— WHAT TO DO —
Search the material below for the word "into" and copy every line in which it occurs.

* * * *

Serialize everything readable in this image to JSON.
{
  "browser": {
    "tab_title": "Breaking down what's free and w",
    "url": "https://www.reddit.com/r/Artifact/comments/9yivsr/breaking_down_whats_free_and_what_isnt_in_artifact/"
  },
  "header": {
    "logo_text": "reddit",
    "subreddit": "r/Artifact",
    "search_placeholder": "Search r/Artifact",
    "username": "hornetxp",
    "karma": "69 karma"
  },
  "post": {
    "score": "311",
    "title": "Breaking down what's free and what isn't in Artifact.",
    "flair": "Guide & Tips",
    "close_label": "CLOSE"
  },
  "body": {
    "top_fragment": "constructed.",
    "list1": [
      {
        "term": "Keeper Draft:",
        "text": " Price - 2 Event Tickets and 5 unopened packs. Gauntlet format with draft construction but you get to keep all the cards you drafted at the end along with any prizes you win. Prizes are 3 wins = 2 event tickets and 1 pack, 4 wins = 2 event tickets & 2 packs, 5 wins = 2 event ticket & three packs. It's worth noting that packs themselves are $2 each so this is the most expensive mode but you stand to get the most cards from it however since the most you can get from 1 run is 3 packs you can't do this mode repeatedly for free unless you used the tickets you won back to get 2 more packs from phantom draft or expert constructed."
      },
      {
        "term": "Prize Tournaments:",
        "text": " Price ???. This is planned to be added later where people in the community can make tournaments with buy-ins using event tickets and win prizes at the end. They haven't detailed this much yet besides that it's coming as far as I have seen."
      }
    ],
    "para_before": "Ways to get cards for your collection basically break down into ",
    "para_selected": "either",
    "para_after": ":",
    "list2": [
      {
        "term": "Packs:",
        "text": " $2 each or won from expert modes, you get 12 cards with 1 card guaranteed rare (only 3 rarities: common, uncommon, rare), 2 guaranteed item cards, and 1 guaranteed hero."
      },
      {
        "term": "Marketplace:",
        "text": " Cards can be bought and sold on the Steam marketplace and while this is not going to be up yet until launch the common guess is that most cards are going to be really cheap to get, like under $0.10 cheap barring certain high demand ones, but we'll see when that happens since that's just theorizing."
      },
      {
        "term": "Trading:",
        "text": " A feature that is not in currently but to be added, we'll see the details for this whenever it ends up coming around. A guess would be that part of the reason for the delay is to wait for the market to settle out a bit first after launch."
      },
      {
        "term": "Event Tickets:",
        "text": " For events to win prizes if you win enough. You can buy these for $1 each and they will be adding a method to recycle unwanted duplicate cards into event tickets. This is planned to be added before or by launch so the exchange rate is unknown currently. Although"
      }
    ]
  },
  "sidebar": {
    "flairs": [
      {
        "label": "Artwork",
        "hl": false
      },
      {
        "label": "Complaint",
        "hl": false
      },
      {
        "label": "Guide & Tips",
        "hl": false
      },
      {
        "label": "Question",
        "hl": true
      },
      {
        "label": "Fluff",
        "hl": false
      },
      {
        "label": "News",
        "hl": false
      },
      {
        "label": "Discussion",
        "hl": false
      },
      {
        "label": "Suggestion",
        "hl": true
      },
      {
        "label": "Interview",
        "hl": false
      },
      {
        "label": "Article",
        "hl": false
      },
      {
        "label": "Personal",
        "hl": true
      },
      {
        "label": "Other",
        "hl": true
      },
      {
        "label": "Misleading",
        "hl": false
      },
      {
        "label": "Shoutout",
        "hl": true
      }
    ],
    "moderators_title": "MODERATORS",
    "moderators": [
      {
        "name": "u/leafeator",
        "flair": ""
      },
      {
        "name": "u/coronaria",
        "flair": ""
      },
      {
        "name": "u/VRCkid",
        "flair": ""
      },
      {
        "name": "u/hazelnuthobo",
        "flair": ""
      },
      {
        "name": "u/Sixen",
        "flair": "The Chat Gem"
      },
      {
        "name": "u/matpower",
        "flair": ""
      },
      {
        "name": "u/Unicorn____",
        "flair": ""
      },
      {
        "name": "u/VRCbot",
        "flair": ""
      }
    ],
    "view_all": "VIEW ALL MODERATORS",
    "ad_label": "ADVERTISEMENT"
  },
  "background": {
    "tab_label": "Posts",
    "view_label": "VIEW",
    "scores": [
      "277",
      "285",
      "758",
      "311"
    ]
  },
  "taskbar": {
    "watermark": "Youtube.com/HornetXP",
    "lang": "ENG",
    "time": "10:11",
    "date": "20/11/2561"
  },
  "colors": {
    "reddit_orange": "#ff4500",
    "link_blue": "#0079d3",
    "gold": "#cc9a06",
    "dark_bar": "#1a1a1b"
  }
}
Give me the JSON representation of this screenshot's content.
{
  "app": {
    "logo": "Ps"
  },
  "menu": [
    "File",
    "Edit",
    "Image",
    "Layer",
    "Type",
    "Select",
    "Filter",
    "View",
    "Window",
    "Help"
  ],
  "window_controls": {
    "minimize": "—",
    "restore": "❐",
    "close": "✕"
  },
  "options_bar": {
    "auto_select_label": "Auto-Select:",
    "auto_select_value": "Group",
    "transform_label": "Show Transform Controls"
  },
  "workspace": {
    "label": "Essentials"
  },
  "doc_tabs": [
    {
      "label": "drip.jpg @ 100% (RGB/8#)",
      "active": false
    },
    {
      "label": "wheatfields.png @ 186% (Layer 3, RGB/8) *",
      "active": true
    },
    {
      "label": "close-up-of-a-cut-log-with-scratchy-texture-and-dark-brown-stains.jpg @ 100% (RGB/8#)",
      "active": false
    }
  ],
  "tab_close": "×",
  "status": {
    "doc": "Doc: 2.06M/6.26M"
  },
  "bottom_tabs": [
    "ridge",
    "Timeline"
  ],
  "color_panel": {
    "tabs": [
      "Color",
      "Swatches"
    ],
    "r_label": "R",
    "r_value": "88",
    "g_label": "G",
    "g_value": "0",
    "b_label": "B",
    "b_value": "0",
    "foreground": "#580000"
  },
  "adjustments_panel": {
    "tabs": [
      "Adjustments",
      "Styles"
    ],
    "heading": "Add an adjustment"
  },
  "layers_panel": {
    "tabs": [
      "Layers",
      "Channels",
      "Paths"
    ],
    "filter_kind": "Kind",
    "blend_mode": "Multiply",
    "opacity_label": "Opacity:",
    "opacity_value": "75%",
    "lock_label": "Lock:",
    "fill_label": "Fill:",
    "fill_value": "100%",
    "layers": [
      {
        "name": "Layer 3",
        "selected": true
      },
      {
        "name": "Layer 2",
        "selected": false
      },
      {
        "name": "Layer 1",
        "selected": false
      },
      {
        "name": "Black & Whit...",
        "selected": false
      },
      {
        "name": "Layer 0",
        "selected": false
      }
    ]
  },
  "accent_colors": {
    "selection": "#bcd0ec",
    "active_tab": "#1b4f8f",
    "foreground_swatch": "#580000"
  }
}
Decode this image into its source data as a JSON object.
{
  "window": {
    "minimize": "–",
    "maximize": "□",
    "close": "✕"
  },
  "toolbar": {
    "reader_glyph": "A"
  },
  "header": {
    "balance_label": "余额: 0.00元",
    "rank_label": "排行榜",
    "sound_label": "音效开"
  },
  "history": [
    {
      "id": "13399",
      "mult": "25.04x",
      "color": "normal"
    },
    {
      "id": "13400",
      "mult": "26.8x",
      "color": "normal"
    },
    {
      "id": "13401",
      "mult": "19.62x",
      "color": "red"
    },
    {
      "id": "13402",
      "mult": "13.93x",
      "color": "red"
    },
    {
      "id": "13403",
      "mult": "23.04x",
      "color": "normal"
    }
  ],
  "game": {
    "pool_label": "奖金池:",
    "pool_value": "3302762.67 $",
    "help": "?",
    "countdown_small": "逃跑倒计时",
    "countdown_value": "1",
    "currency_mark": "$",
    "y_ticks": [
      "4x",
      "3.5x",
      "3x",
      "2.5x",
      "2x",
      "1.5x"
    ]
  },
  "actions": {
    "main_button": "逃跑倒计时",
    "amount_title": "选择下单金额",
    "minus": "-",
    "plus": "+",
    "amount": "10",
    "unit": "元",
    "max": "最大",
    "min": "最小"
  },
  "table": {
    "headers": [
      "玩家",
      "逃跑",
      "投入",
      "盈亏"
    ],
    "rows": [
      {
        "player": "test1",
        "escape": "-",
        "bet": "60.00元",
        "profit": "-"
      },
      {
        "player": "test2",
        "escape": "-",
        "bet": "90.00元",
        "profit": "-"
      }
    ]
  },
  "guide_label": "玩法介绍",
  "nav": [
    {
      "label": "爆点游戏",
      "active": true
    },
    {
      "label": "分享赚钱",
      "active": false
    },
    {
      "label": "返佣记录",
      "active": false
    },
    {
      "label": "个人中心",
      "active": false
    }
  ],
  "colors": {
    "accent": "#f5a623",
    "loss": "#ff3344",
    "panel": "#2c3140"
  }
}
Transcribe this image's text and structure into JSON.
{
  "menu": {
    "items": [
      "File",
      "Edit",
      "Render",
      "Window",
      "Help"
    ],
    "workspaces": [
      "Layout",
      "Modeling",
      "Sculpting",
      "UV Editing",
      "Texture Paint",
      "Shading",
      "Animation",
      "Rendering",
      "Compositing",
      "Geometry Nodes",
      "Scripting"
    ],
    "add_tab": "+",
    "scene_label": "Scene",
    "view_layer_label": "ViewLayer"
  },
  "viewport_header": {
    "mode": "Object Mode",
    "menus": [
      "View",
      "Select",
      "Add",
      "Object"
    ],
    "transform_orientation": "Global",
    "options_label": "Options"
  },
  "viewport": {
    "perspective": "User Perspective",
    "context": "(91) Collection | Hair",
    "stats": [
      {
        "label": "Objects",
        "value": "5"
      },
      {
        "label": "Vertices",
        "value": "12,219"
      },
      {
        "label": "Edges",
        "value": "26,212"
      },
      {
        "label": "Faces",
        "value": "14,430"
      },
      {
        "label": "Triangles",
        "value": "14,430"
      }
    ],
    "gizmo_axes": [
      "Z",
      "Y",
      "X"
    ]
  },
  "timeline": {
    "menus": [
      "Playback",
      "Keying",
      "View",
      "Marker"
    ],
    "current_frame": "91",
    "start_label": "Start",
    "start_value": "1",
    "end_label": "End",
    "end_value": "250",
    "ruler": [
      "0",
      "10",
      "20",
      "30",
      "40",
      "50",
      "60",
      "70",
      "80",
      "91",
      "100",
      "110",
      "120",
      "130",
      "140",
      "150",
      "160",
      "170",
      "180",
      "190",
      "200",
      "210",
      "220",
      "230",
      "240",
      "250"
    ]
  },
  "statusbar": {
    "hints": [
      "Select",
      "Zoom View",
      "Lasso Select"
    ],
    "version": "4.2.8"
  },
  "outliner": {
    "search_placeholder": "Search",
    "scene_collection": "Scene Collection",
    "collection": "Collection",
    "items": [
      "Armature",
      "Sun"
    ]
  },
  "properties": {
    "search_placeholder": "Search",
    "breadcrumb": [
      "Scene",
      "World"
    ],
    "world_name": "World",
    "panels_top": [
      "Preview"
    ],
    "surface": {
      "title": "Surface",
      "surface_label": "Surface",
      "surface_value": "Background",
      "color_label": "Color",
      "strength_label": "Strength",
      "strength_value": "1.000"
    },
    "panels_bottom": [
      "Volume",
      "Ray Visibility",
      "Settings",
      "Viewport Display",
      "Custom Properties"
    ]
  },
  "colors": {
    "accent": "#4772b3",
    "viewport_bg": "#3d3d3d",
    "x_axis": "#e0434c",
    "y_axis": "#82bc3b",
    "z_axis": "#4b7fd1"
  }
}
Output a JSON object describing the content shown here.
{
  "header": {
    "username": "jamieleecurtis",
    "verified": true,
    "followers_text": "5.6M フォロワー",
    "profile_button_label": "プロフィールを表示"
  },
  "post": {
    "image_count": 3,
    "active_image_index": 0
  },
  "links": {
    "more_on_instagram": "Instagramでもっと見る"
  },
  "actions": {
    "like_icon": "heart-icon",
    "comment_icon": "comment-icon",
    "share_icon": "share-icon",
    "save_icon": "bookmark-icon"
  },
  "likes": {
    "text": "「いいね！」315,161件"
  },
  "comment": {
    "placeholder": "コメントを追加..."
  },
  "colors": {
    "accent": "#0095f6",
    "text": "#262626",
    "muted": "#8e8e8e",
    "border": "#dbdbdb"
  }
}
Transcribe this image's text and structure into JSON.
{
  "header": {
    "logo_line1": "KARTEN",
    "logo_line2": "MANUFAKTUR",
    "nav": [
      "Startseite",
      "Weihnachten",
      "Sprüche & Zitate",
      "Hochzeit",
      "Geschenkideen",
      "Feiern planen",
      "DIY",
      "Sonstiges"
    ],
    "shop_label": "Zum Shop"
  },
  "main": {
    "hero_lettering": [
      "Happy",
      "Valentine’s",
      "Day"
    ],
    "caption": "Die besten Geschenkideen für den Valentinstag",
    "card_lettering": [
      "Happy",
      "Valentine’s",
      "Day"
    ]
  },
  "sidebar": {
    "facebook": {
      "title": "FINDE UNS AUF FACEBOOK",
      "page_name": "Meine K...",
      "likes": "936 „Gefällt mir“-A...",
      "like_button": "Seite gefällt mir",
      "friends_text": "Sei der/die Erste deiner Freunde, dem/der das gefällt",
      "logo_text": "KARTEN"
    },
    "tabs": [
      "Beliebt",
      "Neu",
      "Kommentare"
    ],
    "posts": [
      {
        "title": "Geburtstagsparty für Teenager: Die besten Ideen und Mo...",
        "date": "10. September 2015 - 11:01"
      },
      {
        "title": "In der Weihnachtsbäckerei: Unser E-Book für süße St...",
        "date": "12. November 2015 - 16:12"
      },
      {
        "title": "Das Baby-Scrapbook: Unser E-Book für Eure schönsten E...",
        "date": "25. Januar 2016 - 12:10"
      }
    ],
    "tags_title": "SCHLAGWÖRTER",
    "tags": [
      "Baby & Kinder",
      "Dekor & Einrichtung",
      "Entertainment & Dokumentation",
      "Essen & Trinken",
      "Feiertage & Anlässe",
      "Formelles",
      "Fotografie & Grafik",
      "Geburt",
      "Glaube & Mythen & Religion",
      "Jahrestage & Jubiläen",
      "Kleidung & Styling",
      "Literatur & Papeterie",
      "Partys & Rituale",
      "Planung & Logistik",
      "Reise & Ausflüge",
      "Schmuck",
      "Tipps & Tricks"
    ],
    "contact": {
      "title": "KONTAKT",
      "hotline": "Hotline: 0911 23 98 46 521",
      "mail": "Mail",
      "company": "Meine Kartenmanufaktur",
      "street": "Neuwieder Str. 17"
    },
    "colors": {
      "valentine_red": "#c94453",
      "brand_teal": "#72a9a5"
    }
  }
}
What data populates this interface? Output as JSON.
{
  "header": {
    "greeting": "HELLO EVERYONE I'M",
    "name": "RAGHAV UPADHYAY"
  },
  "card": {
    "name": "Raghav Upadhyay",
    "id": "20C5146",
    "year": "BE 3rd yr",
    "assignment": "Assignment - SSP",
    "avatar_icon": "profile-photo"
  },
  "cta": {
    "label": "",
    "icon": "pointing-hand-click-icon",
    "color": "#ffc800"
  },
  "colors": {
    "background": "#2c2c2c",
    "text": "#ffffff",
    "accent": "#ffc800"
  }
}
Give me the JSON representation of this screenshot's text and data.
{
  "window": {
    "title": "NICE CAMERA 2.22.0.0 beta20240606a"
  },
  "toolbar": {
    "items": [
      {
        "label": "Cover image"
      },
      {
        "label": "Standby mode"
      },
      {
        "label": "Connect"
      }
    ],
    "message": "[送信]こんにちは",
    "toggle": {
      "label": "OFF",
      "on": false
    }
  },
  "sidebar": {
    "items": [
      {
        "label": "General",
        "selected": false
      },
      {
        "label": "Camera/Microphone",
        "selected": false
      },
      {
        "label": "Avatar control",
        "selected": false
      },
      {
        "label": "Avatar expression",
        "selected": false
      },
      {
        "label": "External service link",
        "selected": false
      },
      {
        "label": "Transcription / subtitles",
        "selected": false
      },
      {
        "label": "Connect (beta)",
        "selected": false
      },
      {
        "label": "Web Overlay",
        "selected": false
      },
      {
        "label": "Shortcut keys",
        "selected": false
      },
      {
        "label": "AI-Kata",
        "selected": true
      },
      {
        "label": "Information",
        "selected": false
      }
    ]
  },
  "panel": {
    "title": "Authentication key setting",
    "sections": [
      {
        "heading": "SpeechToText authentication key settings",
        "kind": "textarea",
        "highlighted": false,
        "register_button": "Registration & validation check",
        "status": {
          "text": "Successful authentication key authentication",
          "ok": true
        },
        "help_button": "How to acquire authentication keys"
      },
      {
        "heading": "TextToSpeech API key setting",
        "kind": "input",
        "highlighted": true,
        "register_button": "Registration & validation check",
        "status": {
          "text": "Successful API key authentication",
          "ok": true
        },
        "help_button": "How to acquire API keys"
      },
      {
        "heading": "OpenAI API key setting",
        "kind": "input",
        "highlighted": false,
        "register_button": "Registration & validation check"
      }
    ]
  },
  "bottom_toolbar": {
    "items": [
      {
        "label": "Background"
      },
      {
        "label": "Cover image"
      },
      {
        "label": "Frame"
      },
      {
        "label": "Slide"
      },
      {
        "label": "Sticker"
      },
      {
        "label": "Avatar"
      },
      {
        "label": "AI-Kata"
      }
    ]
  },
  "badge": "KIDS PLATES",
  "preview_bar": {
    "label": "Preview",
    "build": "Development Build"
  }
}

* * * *

— RESPONSE FOR THIS EXERCISE —
    "para_before": "Ways to get cards for your collection basically break down into ",
        "text": " For events to win prizes if you win enough. You can buy these for $1 each and they will be adding a method to recycle unwanted duplicate cards into event tickets. This is planned to be added before or by launch so the exchange rate is unknown currently. Although"
Decode this image into its source data as a JSON object.
Transcribe this image's text and structure into JSON.
Transcribe this image's text and structure into JSON.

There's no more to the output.